updateChartWithData()
}

And we need to change the current way of setting the X-axis’ value. So head to updateChartWithData() -function and make few changes in it.

Because Charts seems to like to have it’s X-axis value as Double, we need to make our date to be compatible with it. We do this by making TimeInterval from the date and set that to X-value.

Then we also set the custom formatter to our X-axis, which we are implementing little later. This will tell chart how to show the data in X-axis.

It should look like this after the modification:

func updateChartWithData() {
var dataEntries: [BarChartDataEntry] = []

let visitorCounts = getVisitorCountsFromDatabase()

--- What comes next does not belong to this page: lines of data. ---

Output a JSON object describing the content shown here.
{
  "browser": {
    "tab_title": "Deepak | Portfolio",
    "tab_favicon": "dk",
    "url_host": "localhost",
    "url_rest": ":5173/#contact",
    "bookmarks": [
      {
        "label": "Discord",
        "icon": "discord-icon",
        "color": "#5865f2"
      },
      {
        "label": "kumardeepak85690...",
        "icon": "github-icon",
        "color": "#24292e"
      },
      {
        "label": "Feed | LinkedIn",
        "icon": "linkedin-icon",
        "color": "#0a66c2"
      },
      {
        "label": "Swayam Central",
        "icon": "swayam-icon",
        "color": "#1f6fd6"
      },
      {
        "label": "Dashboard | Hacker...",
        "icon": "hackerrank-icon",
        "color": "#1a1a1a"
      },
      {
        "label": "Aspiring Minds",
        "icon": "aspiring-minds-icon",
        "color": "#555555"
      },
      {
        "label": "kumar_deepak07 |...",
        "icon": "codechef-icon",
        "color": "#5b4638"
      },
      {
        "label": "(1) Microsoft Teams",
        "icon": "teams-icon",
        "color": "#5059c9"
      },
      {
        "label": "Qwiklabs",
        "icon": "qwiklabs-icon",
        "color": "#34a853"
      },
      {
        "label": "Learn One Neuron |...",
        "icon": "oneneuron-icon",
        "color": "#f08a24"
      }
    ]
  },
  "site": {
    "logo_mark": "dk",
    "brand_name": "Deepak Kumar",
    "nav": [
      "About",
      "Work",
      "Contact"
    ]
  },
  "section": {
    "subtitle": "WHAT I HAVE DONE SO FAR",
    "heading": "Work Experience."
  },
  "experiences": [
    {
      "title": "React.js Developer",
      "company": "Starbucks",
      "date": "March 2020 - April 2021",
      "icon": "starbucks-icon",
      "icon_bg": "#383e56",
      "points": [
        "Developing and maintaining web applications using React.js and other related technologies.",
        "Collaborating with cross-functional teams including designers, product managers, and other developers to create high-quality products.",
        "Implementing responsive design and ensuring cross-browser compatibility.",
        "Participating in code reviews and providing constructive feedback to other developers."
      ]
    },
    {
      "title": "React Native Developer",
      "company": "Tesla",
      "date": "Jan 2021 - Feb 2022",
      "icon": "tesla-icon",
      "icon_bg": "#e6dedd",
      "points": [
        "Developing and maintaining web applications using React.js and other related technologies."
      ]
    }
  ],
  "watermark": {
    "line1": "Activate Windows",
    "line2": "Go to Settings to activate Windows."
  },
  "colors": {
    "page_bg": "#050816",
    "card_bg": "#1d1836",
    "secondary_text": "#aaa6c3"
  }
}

for i in 0..<visitorCounts.count {
let timeIntervalForDate: TimeInterval = visitorCounts[i].date.timeIntervalSince1970
let dataEntry = BarChartDataEntry(x: Double(timeIntervalForDate), y: Double(visitorCounts[i].count))

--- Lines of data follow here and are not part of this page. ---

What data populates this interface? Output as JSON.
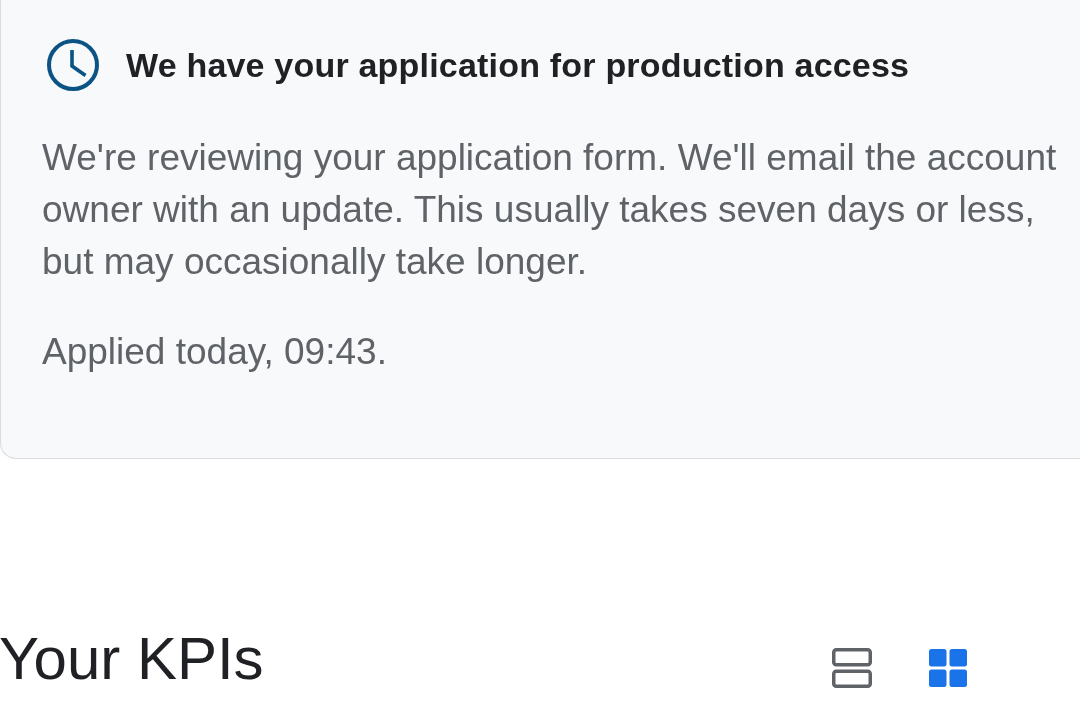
{
  "notice": {
    "title": "We have your application for production access",
    "body": "We're reviewing your application form. We'll email the account owner with an update. This usually takes seven days or less, but may occasionally take longer.",
    "applied": "Applied today, 09:43."
  },
  "kpis": {
    "title": "Your KPIs",
    "view_options": [
      {
        "kind": "list",
        "selected": false
      },
      {
        "kind": "grid",
        "selected": true
      }
    ]
  }
}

dataEntries.append(dataEntry)
}
let chartDataSet = BarChartDataSet(values: dataEntries, label: "Visitor count")
let chartData = BarChartData(dataSet: chartDataSet)
barView.data = chartData

let xaxis = barView.xAxis
xaxis.valueFormatter = axisFormatDelegate

}

Then go to end of the whole file and outside the braces, we make an extension for ViewController, where we do implement for IAxisValueFormatter. It will be used to show dates in X-axis.

Here we are making the opposite than we did before with the date; now we convert it back to date from the Double format. Then it’s easier to format as string when using DateFormatter.

// MARK: axisFormatDelegate
extension ViewController: IAxisValueFormatter {

func stringForValue(_ value: Double, axis: AxisBase?) -> String {
let dateFormatter = DateFormatter()
dateFormatter.dateFormat = “HH:mm.ss”
return dateFormatter.string(from: Date(timeIntervalSince1970: value))
}
}

After you have wrote the needed code, it’s time to run the app once again.

X-axis now has dates

Now our app has dates in the X-axis. So we are done for now.

Final words and what to do next

Now you should have little more knowledge how to use Charts and RealmSwift in your project. You can learn more about those on their own page and expand the functionality of the example app.

Here is few ideas what to expand / change

  • Add ability to remove data

Sources

Here is the link to the source code that was written in this tutorial

Here are the sources that I used to gather the information.

Thanks for reading!

Updated 20th October 2016: Fixed quotation marks on the Podfile. Medium seems to have changed them automatically when copy-pasting from file.

Updated 7th January 2017: Updated the pod file configuration for Charts. No more need to tell certain branch like previously.

Coding, drawing, gaming.

Coding, drawing, gaming.